A worrying economic slowdown in countries like China and Brazil, combined with growing concerns about the political and institutional environment in BRIC countries, has produced uninspiring returns for ETFs like EEB lately. In fact, this ETF is down more than 10% for the last year, while the S&P 500 index is up by more than 20% in the same period. BRIC countries may remain volatile for some time, but these issues seem like temporary setbacks in the road to economic development as opposed to permanent problems, so it may be a good time to consider an ETF like EEB now that it’s trading at pessimistic valuations.
One very interesting idea is to get exposure to emerging markets via an ETF like Wisdom Tree Emerging Markets Equity Income (NYSEMKT: DEM), which holds a well-diversified portfolio of 300 high dividend emerging market companies. Dividends help to avoid the most speculative corporations, and high dividend stocks have been proved to generate an attractive risk and reward equation for long periods of time. Emerging markets are one attractive investment thesis, and so are dividend stocks, so the combination of both factors seems like a really good idea for long term investors.
When the growth opportunities are exciting, but the risk from specific companies is too high, ETFs can be the best ally of an investor. Technology and emerging markets are two attractive places were ETFs may be useful, and these five instruments are well positioned for superior returns in the long term.

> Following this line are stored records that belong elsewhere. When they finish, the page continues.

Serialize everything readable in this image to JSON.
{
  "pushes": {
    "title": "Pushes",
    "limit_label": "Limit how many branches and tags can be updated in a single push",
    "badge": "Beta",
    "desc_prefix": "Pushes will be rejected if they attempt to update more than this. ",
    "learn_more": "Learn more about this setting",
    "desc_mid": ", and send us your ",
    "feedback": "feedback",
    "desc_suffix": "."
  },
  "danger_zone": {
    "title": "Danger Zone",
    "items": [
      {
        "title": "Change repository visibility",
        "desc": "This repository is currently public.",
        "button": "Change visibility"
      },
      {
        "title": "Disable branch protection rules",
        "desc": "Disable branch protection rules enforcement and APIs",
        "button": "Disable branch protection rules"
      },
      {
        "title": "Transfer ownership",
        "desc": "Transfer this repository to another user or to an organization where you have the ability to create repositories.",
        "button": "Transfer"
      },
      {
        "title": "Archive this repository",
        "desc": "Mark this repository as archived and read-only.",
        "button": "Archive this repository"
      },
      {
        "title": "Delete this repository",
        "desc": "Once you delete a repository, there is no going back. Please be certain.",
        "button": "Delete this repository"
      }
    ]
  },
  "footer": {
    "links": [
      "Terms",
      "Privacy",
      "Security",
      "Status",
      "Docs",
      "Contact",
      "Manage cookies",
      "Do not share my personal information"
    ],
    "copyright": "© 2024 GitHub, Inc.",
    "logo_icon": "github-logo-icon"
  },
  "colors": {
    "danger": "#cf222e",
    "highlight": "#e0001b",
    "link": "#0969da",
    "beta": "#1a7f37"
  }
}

acardenal has no positions in the stocks mentioned above. The Motley Fool has no positions in the stocks mentioned above. Try any of our Foolish newsletter services free for 30 days. We Fools may not all hold the same opinions, but we all believe that considering a diverse range of insights makes us better investors. The Motley Fool has a disclosure policy.If you have questions about this post or the Fool’s blog network, click here for information.